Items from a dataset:
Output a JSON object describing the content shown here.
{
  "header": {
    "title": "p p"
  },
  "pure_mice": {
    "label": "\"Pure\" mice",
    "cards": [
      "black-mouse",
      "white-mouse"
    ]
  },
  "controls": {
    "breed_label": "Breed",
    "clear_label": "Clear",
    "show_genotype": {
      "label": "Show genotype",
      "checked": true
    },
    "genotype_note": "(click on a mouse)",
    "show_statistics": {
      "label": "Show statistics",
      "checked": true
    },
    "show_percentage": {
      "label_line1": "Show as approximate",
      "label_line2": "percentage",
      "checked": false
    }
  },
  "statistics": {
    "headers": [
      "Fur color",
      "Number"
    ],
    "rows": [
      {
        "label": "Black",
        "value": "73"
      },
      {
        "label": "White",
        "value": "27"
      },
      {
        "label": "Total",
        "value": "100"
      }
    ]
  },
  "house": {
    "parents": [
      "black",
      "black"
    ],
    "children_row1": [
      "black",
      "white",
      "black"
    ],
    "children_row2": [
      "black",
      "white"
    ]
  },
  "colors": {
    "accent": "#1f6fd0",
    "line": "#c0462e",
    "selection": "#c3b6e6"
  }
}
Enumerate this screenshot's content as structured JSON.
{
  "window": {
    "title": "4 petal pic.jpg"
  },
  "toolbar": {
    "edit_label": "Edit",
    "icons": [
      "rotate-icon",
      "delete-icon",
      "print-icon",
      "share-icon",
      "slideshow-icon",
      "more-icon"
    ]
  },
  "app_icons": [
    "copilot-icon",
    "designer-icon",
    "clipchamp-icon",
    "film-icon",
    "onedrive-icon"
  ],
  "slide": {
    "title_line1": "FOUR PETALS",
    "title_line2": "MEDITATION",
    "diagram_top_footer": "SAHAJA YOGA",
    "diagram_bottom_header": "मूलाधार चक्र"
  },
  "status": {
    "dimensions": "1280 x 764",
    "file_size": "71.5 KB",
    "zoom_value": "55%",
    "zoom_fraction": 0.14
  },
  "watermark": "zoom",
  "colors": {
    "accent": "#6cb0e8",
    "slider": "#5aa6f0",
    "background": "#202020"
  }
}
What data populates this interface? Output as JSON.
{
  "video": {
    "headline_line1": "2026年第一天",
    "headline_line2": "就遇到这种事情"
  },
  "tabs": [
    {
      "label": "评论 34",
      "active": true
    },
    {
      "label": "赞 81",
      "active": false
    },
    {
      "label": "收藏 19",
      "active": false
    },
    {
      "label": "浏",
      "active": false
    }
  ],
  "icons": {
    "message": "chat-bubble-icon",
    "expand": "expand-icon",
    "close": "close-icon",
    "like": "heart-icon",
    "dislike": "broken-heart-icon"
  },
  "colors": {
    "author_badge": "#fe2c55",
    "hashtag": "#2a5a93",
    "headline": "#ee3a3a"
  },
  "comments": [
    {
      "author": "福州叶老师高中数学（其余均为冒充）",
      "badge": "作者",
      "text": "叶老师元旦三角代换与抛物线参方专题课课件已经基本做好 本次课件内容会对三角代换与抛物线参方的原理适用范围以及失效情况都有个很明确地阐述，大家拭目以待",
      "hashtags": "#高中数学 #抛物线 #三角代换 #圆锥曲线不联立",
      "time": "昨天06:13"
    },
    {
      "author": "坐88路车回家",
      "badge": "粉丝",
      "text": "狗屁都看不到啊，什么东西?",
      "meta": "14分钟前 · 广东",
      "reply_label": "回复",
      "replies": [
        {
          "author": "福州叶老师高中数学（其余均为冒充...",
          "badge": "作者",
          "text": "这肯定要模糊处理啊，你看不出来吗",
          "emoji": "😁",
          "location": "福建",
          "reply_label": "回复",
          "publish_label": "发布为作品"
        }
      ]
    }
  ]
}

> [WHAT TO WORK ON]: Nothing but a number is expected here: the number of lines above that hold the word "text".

> [TASK RESULT]: 3